Under the new regulations, airlines operating domestic flights will be able only to keep passengers on board for three hours before they must be allowed to disembark a delayed flight. The regulation provides exceptions only for safety or security or if air traffic control advises the pilot in command that returning to the terminal would disrupt airport operations.

And what if the airlines disobey?

Under the new regulations, airlines would be fined $27,500 per passenger for each violation of the three-hour limit, LaHood said.

Now listen: certainly, I'd be happy not to be stuck on the runway for three or more hours. But if I am, I'll hardly feel better knowing that Uncle Sam is collecting $27,500 thanks to my suffering. How about, instead, refunding the price of my ticket? After all, I'm the one who deserves some compensation for the pain inflicted -- not the federal government.

And while this rule sounds great from the standpoint of the few who get stuck on the runway, it's probably bad for everyone else. It will make delays even worse and ticket prices more expensive. The very reason why an airline would leave a jet on the runway for that long is because it doesn't have a gate to accommodate the plane. If it left the jet at the gate, then that would delay other flights that can't use it. I'm not saying that makes those passengers stuck on the runway feel any better, but the reality is that it will make delays worse if airports don't have that option. If they need to buy more gates at airports as cushion, then that will just make flying more expensive.

In the press release, the Department of Transportation lists a few other changes also in this so-called "passenger bill of rights" (politicians like calling things "bills of rights," because people like hearing that they're getting more rights). Here's a fun one:

Prohibits airlines from scheduling chronically delayed flights, subjecting those who do to DOT enforcement action for unfair and deceptive practices

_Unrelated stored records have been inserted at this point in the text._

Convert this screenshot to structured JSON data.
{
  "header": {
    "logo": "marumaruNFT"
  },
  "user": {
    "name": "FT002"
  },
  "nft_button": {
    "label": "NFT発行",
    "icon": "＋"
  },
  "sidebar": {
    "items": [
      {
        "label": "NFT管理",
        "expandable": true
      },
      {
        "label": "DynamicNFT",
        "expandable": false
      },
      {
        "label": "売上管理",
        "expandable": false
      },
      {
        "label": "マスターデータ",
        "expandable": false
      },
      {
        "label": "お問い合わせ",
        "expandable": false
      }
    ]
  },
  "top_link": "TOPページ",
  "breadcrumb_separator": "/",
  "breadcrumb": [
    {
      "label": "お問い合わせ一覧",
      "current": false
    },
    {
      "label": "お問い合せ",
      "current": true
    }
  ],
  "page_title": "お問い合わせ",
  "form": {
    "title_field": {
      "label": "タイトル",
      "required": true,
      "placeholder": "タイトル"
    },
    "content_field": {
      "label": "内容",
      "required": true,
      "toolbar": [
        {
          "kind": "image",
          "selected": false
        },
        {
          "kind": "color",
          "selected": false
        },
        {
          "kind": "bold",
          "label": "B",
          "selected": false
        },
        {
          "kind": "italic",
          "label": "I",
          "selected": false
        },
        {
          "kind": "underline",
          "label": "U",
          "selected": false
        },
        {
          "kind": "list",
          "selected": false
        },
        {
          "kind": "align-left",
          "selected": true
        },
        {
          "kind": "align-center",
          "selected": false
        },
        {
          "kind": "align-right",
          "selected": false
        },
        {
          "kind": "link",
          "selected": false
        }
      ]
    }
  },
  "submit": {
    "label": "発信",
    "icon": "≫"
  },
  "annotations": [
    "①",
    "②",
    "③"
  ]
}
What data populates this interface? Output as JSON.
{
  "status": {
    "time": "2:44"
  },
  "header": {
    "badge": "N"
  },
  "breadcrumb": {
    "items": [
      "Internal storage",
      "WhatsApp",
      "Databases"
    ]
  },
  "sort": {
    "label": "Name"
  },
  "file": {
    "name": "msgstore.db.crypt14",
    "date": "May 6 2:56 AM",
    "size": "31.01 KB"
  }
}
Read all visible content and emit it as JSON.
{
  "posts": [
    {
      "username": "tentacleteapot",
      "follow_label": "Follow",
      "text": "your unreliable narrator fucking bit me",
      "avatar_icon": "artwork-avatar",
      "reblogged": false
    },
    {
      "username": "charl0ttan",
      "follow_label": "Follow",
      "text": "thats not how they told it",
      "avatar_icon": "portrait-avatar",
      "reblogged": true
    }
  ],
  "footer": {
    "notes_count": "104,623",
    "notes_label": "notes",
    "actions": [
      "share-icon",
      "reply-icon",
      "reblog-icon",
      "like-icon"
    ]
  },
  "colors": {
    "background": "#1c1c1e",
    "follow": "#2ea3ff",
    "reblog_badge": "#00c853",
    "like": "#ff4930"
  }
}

This just in: O'Hare Airport is closing because it can no longer schedule any flights there due to this new regulation. I'm joking. I think?